* _Action item_
Scan the records for the word "指定关键字". Report each line where it occurs.

* _Data records_
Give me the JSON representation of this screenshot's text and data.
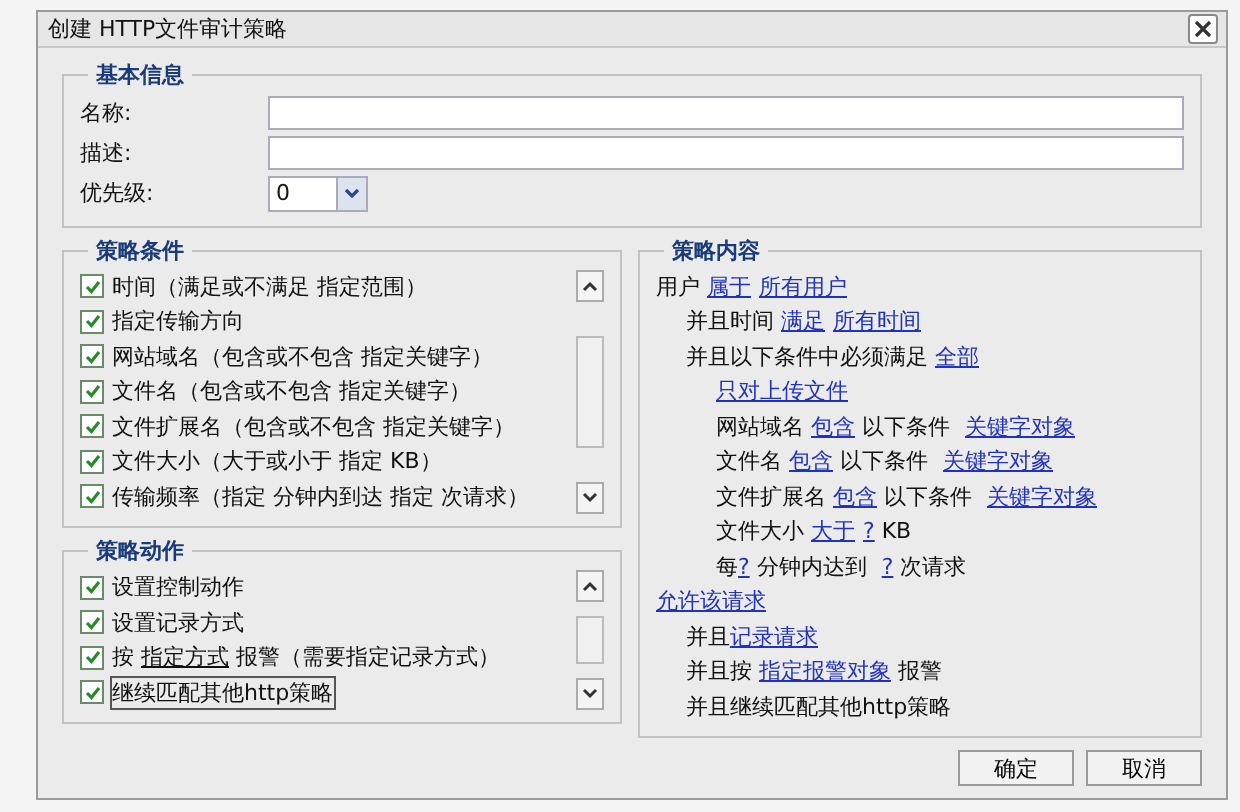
{
  "window": {
    "title": "创建  HTTP文件审计策略"
  },
  "basic_info": {
    "legend": "基本信息",
    "fields": [
      {
        "label": "名称:"
      },
      {
        "label": "描述:"
      }
    ],
    "priority": {
      "label": "优先级:",
      "value": "0"
    }
  },
  "conditions": {
    "legend": "策略条件",
    "items": [
      {
        "checked": true,
        "parts": [
          {
            "kind": "text",
            "text": "时间（满足或不满足 指定范围）"
          }
        ]
      },
      {
        "checked": true,
        "parts": [
          {
            "kind": "text",
            "text": "指定传输方向"
          }
        ]
      },
      {
        "checked": true,
        "parts": [
          {
            "kind": "text",
            "text": "网站域名（包含或不包含 指定关键字）"
          }
        ]
      },
      {
        "checked": true,
        "parts": [
          {
            "kind": "text",
            "text": "文件名（包含或不包含 指定关键字）"
          }
        ]
      },
      {
        "checked": true,
        "parts": [
          {
            "kind": "text",
            "text": "文件扩展名（包含或不包含 指定关键字）"
          }
        ]
      },
      {
        "checked": true,
        "parts": [
          {
            "kind": "text",
            "text": "文件大小（大于或小于 指定 KB）"
          }
        ]
      },
      {
        "checked": true,
        "parts": [
          {
            "kind": "text",
            "text": "传输频率（指定 分钟内到达 指定 次请求）"
          }
        ]
      }
    ]
  },
  "actions": {
    "legend": "策略动作",
    "items": [
      {
        "checked": true,
        "focused": false,
        "parts": [
          {
            "kind": "text",
            "text": "设置控制动作"
          }
        ]
      },
      {
        "checked": true,
        "focused": false,
        "parts": [
          {
            "kind": "text",
            "text": "设置记录方式"
          }
        ]
      },
      {
        "checked": true,
        "focused": false,
        "parts": [
          {
            "kind": "text",
            "text": "按 "
          },
          {
            "kind": "link",
            "text": "指定方式"
          },
          {
            "kind": "text",
            "text": " 报警（需要指定记录方式）"
          }
        ]
      },
      {
        "checked": true,
        "focused": true,
        "parts": [
          {
            "kind": "text",
            "text": "继续匹配其他http策略"
          }
        ]
      }
    ]
  },
  "content": {
    "legend": "策略内容",
    "lines": [
      {
        "parts": [
          {
            "kind": "text",
            "text": "用户 "
          },
          {
            "kind": "link",
            "text": "属于"
          },
          {
            "kind": "link",
            "text": "所有用户"
          }
        ],
        "children": [
          {
            "parts": [
              {
                "kind": "text",
                "text": "并且时间 "
              },
              {
                "kind": "link",
                "text": "满足"
              },
              {
                "kind": "link",
                "text": "所有时间"
              }
            ]
          },
          {
            "parts": [
              {
                "kind": "text",
                "text": "并且以下条件中必须满足 "
              },
              {
                "kind": "link",
                "text": "全部"
              }
            ],
            "children": [
              {
                "parts": [
                  {
                    "kind": "link",
                    "text": "只对上传文件"
                  }
                ]
              },
              {
                "parts": [
                  {
                    "kind": "text",
                    "text": "网站域名 "
                  },
                  {
                    "kind": "link",
                    "text": "包含"
                  },
                  {
                    "kind": "text",
                    "text": " 以下条件 "
                  },
                  {
                    "kind": "link",
                    "text": "关键字对象"
                  }
                ]
              },
              {
                "parts": [
                  {
                    "kind": "text",
                    "text": "文件名 "
                  },
                  {
                    "kind": "link",
                    "text": "包含"
                  },
                  {
                    "kind": "text",
                    "text": " 以下条件 "
                  },
                  {
                    "kind": "link",
                    "text": "关键字对象"
                  }
                ]
              },
              {
                "parts": [
                  {
                    "kind": "text",
                    "text": "文件扩展名 "
                  },
                  {
                    "kind": "link",
                    "text": "包含"
                  },
                  {
                    "kind": "text",
                    "text": " 以下条件 "
                  },
                  {
                    "kind": "link",
                    "text": "关键字对象"
                  }
                ]
              },
              {
                "parts": [
                  {
                    "kind": "text",
                    "text": "文件大小 "
                  },
                  {
                    "kind": "link",
                    "text": "大于"
                  },
                  {
                    "kind": "link",
                    "text": "?"
                  },
                  {
                    "kind": "text",
                    "text": " KB"
                  }
                ]
              },
              {
                "parts": [
                  {
                    "kind": "text",
                    "text": "每"
                  },
                  {
                    "kind": "link",
                    "text": "?"
                  },
                  {
                    "kind": "text",
                    "text": " 分钟内达到 "
                  },
                  {
                    "kind": "link",
                    "text": "?"
                  },
                  {
                    "kind": "text",
                    "text": " 次请求"
                  }
                ]
              }
            ]
          }
        ]
      },
      {
        "parts": [
          {
            "kind": "link",
            "text": "允许该请求"
          }
        ],
        "children": [
          {
            "parts": [
              {
                "kind": "text",
                "text": "并且"
              },
              {
                "kind": "link",
                "text": "记录请求"
              }
            ]
          },
          {
            "parts": [
              {
                "kind": "text",
                "text": "并且按 "
              },
              {
                "kind": "link",
                "text": "指定报警对象"
              },
              {
                "kind": "text",
                "text": " 报警"
              }
            ]
          },
          {
            "parts": [
              {
                "kind": "text",
                "text": "并且继续匹配其他http策略"
              }
            ]
          }
        ]
      }
    ]
  },
  "buttons": [
    "确定",
    "取消"
  ]
}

* _Output for this exercise_
            "text": "网站域名（包含或不包含 指定关键字）"
            "text": "文件名（包含或不包含 指定关键字）"
            "text": "文件扩展名（包含或不包含 指定关键字）"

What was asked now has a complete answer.